━━ DATA FOR THIS TASK
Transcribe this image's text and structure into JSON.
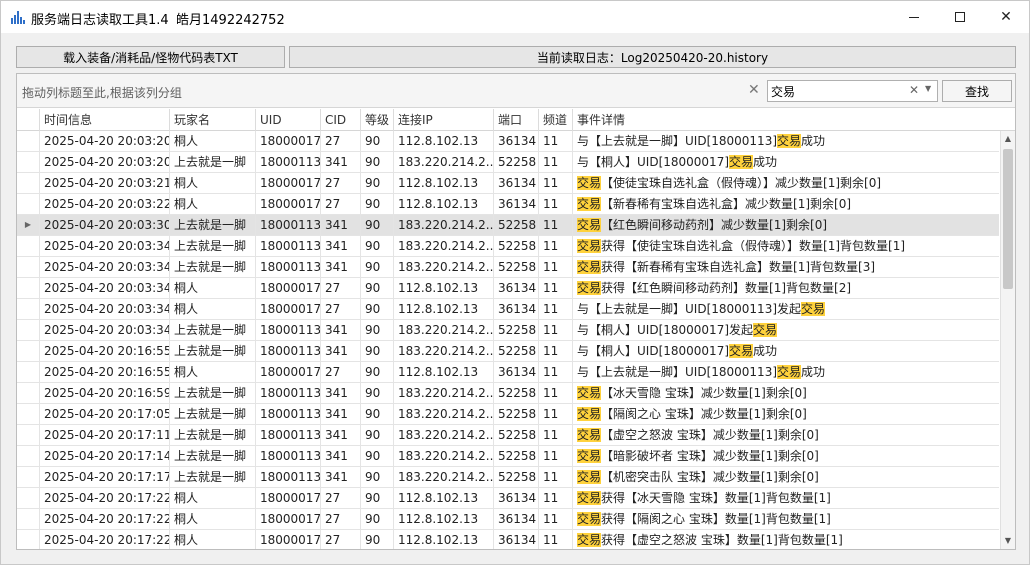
{
  "window": {
    "title": "服务端日志读取工具1.4",
    "user": "皓月1492242752"
  },
  "toolbar": {
    "load_label": "载入装备/消耗品/怪物代码表TXT",
    "current_log_label": "当前读取日志：Log20250420-20.history"
  },
  "grid": {
    "group_hint": "拖动列标题至此,根据该列分组",
    "search_value": "交易",
    "find_label": "查找",
    "columns": [
      "时间信息",
      "玩家名",
      "UID",
      "CID",
      "等级",
      "连接IP",
      "端口",
      "频道",
      "事件详情"
    ],
    "highlight": "交易",
    "selected_row": 4,
    "rows": [
      [
        "2025-04-20 20:03:20",
        "桐人",
        "18000017",
        "27",
        "90",
        "112.8.102.13",
        "36134",
        "11",
        "与【上去就是一脚】UID[18000113]交易成功"
      ],
      [
        "2025-04-20 20:03:20",
        "上去就是一脚",
        "18000113",
        "341",
        "90",
        "183.220.214.2...",
        "52258",
        "11",
        "与【桐人】UID[18000017]交易成功"
      ],
      [
        "2025-04-20 20:03:21",
        "桐人",
        "18000017",
        "27",
        "90",
        "112.8.102.13",
        "36134",
        "11",
        "交易【使徒宝珠自选礼盒（假侍魂）】减少数量[1]剩余[0]"
      ],
      [
        "2025-04-20 20:03:22",
        "桐人",
        "18000017",
        "27",
        "90",
        "112.8.102.13",
        "36134",
        "11",
        "交易【新春稀有宝珠自选礼盒】减少数量[1]剩余[0]"
      ],
      [
        "2025-04-20 20:03:30",
        "上去就是一脚",
        "18000113",
        "341",
        "90",
        "183.220.214.2...",
        "52258",
        "11",
        "交易【红色瞬间移动药剂】减少数量[1]剩余[0]"
      ],
      [
        "2025-04-20 20:03:34",
        "上去就是一脚",
        "18000113",
        "341",
        "90",
        "183.220.214.2...",
        "52258",
        "11",
        "交易获得【使徒宝珠自选礼盒（假侍魂）】数量[1]背包数量[1]"
      ],
      [
        "2025-04-20 20:03:34",
        "上去就是一脚",
        "18000113",
        "341",
        "90",
        "183.220.214.2...",
        "52258",
        "11",
        "交易获得【新春稀有宝珠自选礼盒】数量[1]背包数量[3]"
      ],
      [
        "2025-04-20 20:03:34",
        "桐人",
        "18000017",
        "27",
        "90",
        "112.8.102.13",
        "36134",
        "11",
        "交易获得【红色瞬间移动药剂】数量[1]背包数量[2]"
      ],
      [
        "2025-04-20 20:03:34",
        "桐人",
        "18000017",
        "27",
        "90",
        "112.8.102.13",
        "36134",
        "11",
        "与【上去就是一脚】UID[18000113]发起交易"
      ],
      [
        "2025-04-20 20:03:34",
        "上去就是一脚",
        "18000113",
        "341",
        "90",
        "183.220.214.2...",
        "52258",
        "11",
        "与【桐人】UID[18000017]发起交易"
      ],
      [
        "2025-04-20 20:16:55",
        "上去就是一脚",
        "18000113",
        "341",
        "90",
        "183.220.214.2...",
        "52258",
        "11",
        "与【桐人】UID[18000017]交易成功"
      ],
      [
        "2025-04-20 20:16:55",
        "桐人",
        "18000017",
        "27",
        "90",
        "112.8.102.13",
        "36134",
        "11",
        "与【上去就是一脚】UID[18000113]交易成功"
      ],
      [
        "2025-04-20 20:16:59",
        "上去就是一脚",
        "18000113",
        "341",
        "90",
        "183.220.214.2...",
        "52258",
        "11",
        "交易【冰天雪隐 宝珠】减少数量[1]剩余[0]"
      ],
      [
        "2025-04-20 20:17:05",
        "上去就是一脚",
        "18000113",
        "341",
        "90",
        "183.220.214.2...",
        "52258",
        "11",
        "交易【隔阂之心 宝珠】减少数量[1]剩余[0]"
      ],
      [
        "2025-04-20 20:17:11",
        "上去就是一脚",
        "18000113",
        "341",
        "90",
        "183.220.214.2...",
        "52258",
        "11",
        "交易【虚空之怒波 宝珠】减少数量[1]剩余[0]"
      ],
      [
        "2025-04-20 20:17:14",
        "上去就是一脚",
        "18000113",
        "341",
        "90",
        "183.220.214.2...",
        "52258",
        "11",
        "交易【暗影破坏者 宝珠】减少数量[1]剩余[0]"
      ],
      [
        "2025-04-20 20:17:17",
        "上去就是一脚",
        "18000113",
        "341",
        "90",
        "183.220.214.2...",
        "52258",
        "11",
        "交易【机密突击队 宝珠】减少数量[1]剩余[0]"
      ],
      [
        "2025-04-20 20:17:22",
        "桐人",
        "18000017",
        "27",
        "90",
        "112.8.102.13",
        "36134",
        "11",
        "交易获得【冰天雪隐 宝珠】数量[1]背包数量[1]"
      ],
      [
        "2025-04-20 20:17:22",
        "桐人",
        "18000017",
        "27",
        "90",
        "112.8.102.13",
        "36134",
        "11",
        "交易获得【隔阂之心 宝珠】数量[1]背包数量[1]"
      ],
      [
        "2025-04-20 20:17:22",
        "桐人",
        "18000017",
        "27",
        "90",
        "112.8.102.13",
        "36134",
        "11",
        "交易获得【虚空之怒波 宝珠】数量[1]背包数量[1]"
      ]
    ]
  },
  "colors": {
    "highlight": "#ffd23c",
    "selected_row": "#e2e2e2",
    "app_icon": "#2f6fc8"
  },
  "icons": {
    "app": "bar-chart-icon",
    "minimize": "minimize-icon",
    "maximize": "maximize-icon",
    "close": "close-icon",
    "row_indicator": "triangle-right-icon"
  }
}
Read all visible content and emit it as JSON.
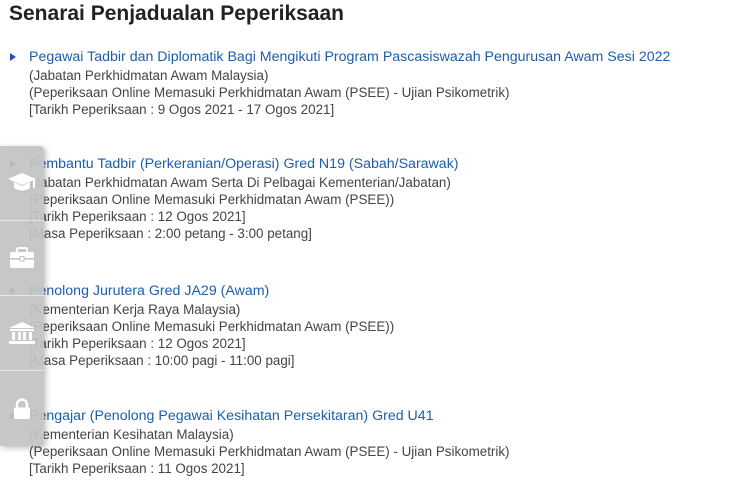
{
  "page": {
    "title": "Senarai Penjadualan Peperiksaan"
  },
  "exams": [
    {
      "title": "Pegawai Tadbir dan Diplomatik Bagi Mengikuti Program Pascasiswazah Pengurusan Awam Sesi 2022",
      "agency": "(Jabatan Perkhidmatan Awam Malaysia)",
      "exam_type": "(Peperiksaan Online Memasuki Perkhidmatan Awam (PSEE) - Ujian Psikometrik)",
      "date": "[Tarikh Peperiksaan : 9 Ogos 2021 - 17 Ogos 2021]",
      "time": ""
    },
    {
      "title": "Pembantu Tadbir (Perkeranian/Operasi) Gred N19 (Sabah/Sarawak)",
      "agency": "(Jabatan Perkhidmatan Awam Serta Di Pelbagai Kementerian/Jabatan)",
      "exam_type": "(Peperiksaan Online Memasuki Perkhidmatan Awam (PSEE))",
      "date": "[Tarikh Peperiksaan : 12 Ogos 2021]",
      "time": "[Masa Peperiksaan : 2:00 petang - 3:00 petang]"
    },
    {
      "title": "Penolong Jurutera Gred JA29 (Awam)",
      "agency": "(Kementerian Kerja Raya Malaysia)",
      "exam_type": "(Peperiksaan Online Memasuki Perkhidmatan Awam (PSEE))",
      "date": "[Tarikh Peperiksaan : 12 Ogos 2021]",
      "time": "[Masa Peperiksaan : 10:00 pagi - 11:00 pagi]"
    },
    {
      "title": "Pengajar (Penolong Pegawai Kesihatan Persekitaran) Gred U41",
      "agency": "(Kementerian Kesihatan Malaysia)",
      "exam_type": "(Peperiksaan Online Memasuki Perkhidmatan Awam (PSEE) - Ujian Psikometrik)",
      "date": "[Tarikh Peperiksaan : 11 Ogos 2021]",
      "time": ""
    }
  ],
  "side_toolbar": {
    "items": [
      {
        "icon": "graduation-cap-icon"
      },
      {
        "icon": "briefcase-icon"
      },
      {
        "icon": "bank-building-icon"
      },
      {
        "icon": "lock-icon"
      }
    ]
  },
  "colors": {
    "link": "#1d5ea8",
    "marker": "#2a4fa8",
    "text": "#444444",
    "toolbar_bg": "#c3c3c3"
  }
}
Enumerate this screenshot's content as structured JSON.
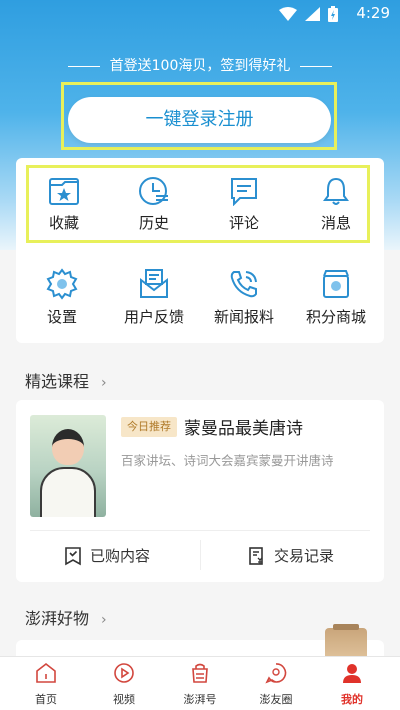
{
  "status_bar": {
    "time": "4:29",
    "icons": [
      "wifi-icon",
      "signal-icon",
      "battery-charging-icon"
    ]
  },
  "promo_text": "首登送100海贝，签到得好礼",
  "login_button": "一键登录注册",
  "quick_actions": [
    {
      "icon": "bookmark-star-icon",
      "label": "收藏"
    },
    {
      "icon": "clock-history-icon",
      "label": "历史"
    },
    {
      "icon": "comment-icon",
      "label": "评论"
    },
    {
      "icon": "bell-icon",
      "label": "消息"
    }
  ],
  "tools": [
    {
      "icon": "settings-icon",
      "label": "设置"
    },
    {
      "icon": "feedback-mail-icon",
      "label": "用户反馈"
    },
    {
      "icon": "phone-report-icon",
      "label": "新闻报料"
    },
    {
      "icon": "points-mall-icon",
      "label": "积分商城"
    }
  ],
  "featured_courses": {
    "title": "精选课程",
    "course": {
      "tag": "今日推荐",
      "title": "蒙曼品最美唐诗",
      "description": "百家讲坛、诗词大会嘉宾蒙曼开讲唐诗"
    },
    "purchased": "已购内容",
    "transactions": "交易记录"
  },
  "shop": {
    "title": "澎湃好物"
  },
  "tabs": [
    {
      "icon": "home-icon",
      "label": "首页",
      "active": false
    },
    {
      "icon": "video-icon",
      "label": "视频",
      "active": false
    },
    {
      "icon": "pengpai-account-icon",
      "label": "澎湃号",
      "active": false
    },
    {
      "icon": "friends-circle-icon",
      "label": "澎友圈",
      "active": false
    },
    {
      "icon": "profile-icon",
      "label": "我的",
      "active": true
    }
  ],
  "colors": {
    "accent": "#1a8fd0",
    "tab_active": "#e0322a",
    "highlight_frame": "#e8f05a"
  }
}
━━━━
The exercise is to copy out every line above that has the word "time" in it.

      "time": ""
      "time": "[Masa Peperiksaan : 2:00 petang - 3:00 petang]"
      "time": "[Masa Peperiksaan : 10:00 pagi - 11:00 pagi]"
      "time": ""
    "time": "4:29",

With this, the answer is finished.